▶ STUDY MATERIAL
========================

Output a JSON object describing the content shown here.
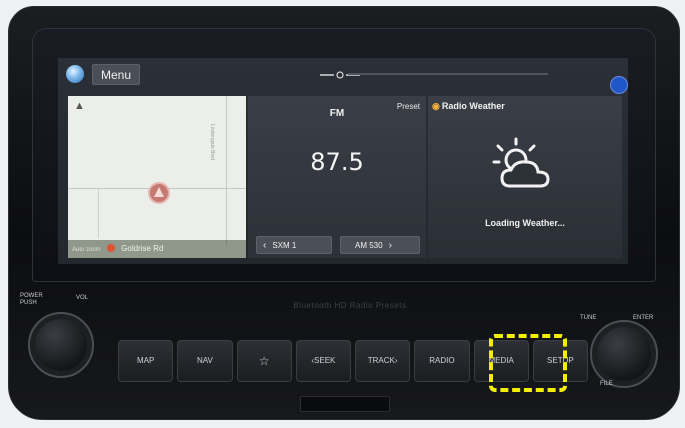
{
  "app": {
    "menu_label": "Menu"
  },
  "map": {
    "road_label": "Lindengate Blvd",
    "zoom_text": "Auto zoom",
    "location_name": "Goldrise Rd"
  },
  "radio": {
    "band": "FM",
    "preset_label": "Preset",
    "frequency": "87.5",
    "prev_station": "SXM 1",
    "next_station": "AM 530"
  },
  "weather": {
    "title": "Radio Weather",
    "status": "Loading Weather..."
  },
  "hardware": {
    "power_label": "POWER\nPUSH",
    "vol_label": "VOL",
    "tune_label": "TUNE",
    "enter_label": "ENTER",
    "file_label": "FILE",
    "brand_text": "Bluetooth  HD Radio  Presets",
    "buttons": [
      "MAP",
      "NAV",
      "☆",
      "‹SEEK",
      "TRACK›",
      "RADIO",
      "MEDIA",
      "SETUP"
    ]
  },
  "colors": {
    "highlight": "#f2f000",
    "notify": "#2057c8"
  }
}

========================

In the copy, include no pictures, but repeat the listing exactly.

▶ TASK ANSWER
Output a JSON object describing the content shown here.
{
  "app": {
    "menu_label": "Menu"
  },
  "map": {
    "road_label": "Lindengate Blvd",
    "zoom_text": "Auto zoom",
    "location_name": "Goldrise Rd"
  },
  "radio": {
    "band": "FM",
    "preset_label": "Preset",
    "frequency": "87.5",
    "prev_station": "SXM 1",
    "next_station": "AM 530"
  },
  "weather": {
    "title": "Radio Weather",
    "status": "Loading Weather..."
  },
  "hardware": {
    "power_label": "POWER\nPUSH",
    "vol_label": "VOL",
    "tune_label": "TUNE",
    "enter_label": "ENTER",
    "file_label": "FILE",
    "brand_text": "Bluetooth  HD Radio  Presets",
    "buttons": [
      "MAP",
      "NAV",
      "☆",
      "‹SEEK",
      "TRACK›",
      "RADIO",
      "MEDIA",
      "SETUP"
    ]
  },
  "colors": {
    "highlight": "#f2f000",
    "notify": "#2057c8"
  }
}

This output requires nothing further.